» **What to do**
Scan the material for the string "this" and copy out every line in which it occurs.

» **Available data**
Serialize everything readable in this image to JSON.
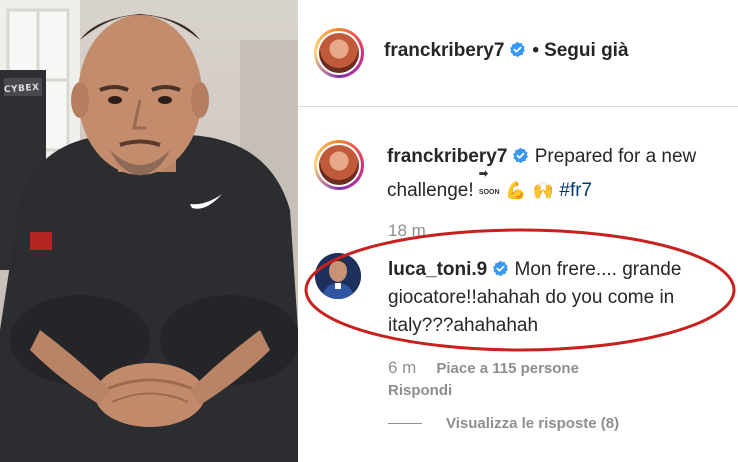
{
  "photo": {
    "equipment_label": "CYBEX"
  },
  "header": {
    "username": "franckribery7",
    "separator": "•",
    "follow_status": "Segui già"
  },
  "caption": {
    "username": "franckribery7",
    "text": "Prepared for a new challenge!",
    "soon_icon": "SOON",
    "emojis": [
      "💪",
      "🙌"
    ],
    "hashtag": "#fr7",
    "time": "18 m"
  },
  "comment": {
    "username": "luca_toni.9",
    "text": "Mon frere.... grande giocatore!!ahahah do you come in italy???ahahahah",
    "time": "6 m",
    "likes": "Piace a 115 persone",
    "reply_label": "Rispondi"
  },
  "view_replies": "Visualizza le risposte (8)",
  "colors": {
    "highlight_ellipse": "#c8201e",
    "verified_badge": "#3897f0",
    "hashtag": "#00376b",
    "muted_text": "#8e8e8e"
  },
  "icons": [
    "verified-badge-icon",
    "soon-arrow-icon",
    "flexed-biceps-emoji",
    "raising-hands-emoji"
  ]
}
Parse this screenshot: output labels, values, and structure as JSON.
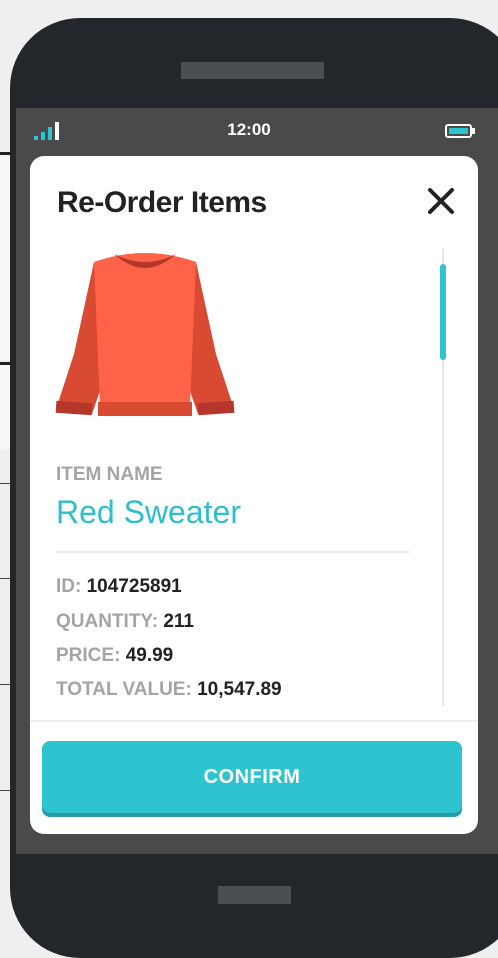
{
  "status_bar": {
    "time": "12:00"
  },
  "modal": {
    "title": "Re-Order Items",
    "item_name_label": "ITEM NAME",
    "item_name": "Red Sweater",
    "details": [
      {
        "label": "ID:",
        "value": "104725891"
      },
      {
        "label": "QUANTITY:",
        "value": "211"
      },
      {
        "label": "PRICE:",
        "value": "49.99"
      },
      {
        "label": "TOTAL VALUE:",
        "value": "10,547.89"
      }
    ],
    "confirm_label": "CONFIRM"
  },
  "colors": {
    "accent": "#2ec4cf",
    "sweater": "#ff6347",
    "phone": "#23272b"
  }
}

» **Answer space**
Serialize everything readable in this image to JSON.
Parse this screenshot: output labels, values, and structure as JSON.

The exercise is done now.